_Source data_
=== Section Start ===
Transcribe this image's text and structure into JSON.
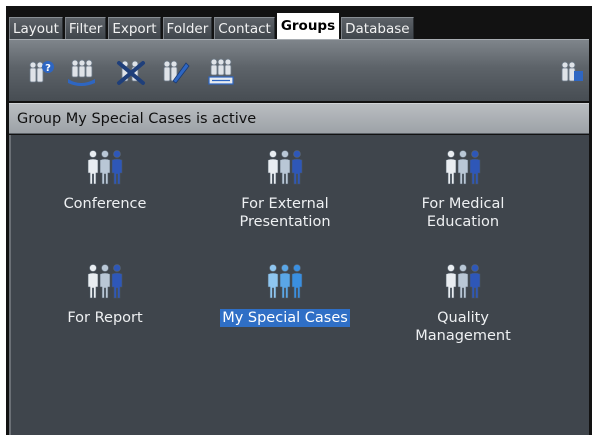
{
  "tabs": [
    {
      "label": "Layout",
      "active": false
    },
    {
      "label": "Filter",
      "active": false
    },
    {
      "label": "Export",
      "active": false
    },
    {
      "label": "Folder",
      "active": false
    },
    {
      "label": "Contact",
      "active": false
    },
    {
      "label": "Groups",
      "active": true
    },
    {
      "label": "Database",
      "active": false
    }
  ],
  "toolbar": {
    "buttons": [
      {
        "name": "new-group-icon"
      },
      {
        "name": "group-settings-icon"
      },
      {
        "name": "delete-group-icon"
      },
      {
        "name": "edit-group-icon"
      },
      {
        "name": "group-list-icon"
      },
      {
        "name": "group-info-icon"
      }
    ]
  },
  "status": {
    "text": "Group My Special Cases is active"
  },
  "groups": [
    {
      "label": "Conference",
      "selected": false
    },
    {
      "label": "For External\nPresentation",
      "selected": false
    },
    {
      "label": "For Medical\nEducation",
      "selected": false
    },
    {
      "label": "For Report",
      "selected": false
    },
    {
      "label": "My Special Cases",
      "selected": true
    },
    {
      "label": "Quality\nManagement",
      "selected": false
    }
  ],
  "colors": {
    "accent": "#2f6fc6",
    "content_bg": "#3f454c",
    "selected_icon": "#3a8fe0"
  }
}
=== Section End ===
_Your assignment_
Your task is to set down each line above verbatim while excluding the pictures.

_Exercise result_
Transcribe this image's text and structure into JSON.
{
  "tabs": [
    {
      "label": "Layout",
      "active": false
    },
    {
      "label": "Filter",
      "active": false
    },
    {
      "label": "Export",
      "active": false
    },
    {
      "label": "Folder",
      "active": false
    },
    {
      "label": "Contact",
      "active": false
    },
    {
      "label": "Groups",
      "active": true
    },
    {
      "label": "Database",
      "active": false
    }
  ],
  "toolbar": {
    "buttons": [
      {
        "name": "new-group-icon"
      },
      {
        "name": "group-settings-icon"
      },
      {
        "name": "delete-group-icon"
      },
      {
        "name": "edit-group-icon"
      },
      {
        "name": "group-list-icon"
      },
      {
        "name": "group-info-icon"
      }
    ]
  },
  "status": {
    "text": "Group My Special Cases is active"
  },
  "groups": [
    {
      "label": "Conference",
      "selected": false
    },
    {
      "label": "For External\nPresentation",
      "selected": false
    },
    {
      "label": "For Medical\nEducation",
      "selected": false
    },
    {
      "label": "For Report",
      "selected": false
    },
    {
      "label": "My Special Cases",
      "selected": true
    },
    {
      "label": "Quality\nManagement",
      "selected": false
    }
  ],
  "colors": {
    "accent": "#2f6fc6",
    "content_bg": "#3f454c",
    "selected_icon": "#3a8fe0"
  }
}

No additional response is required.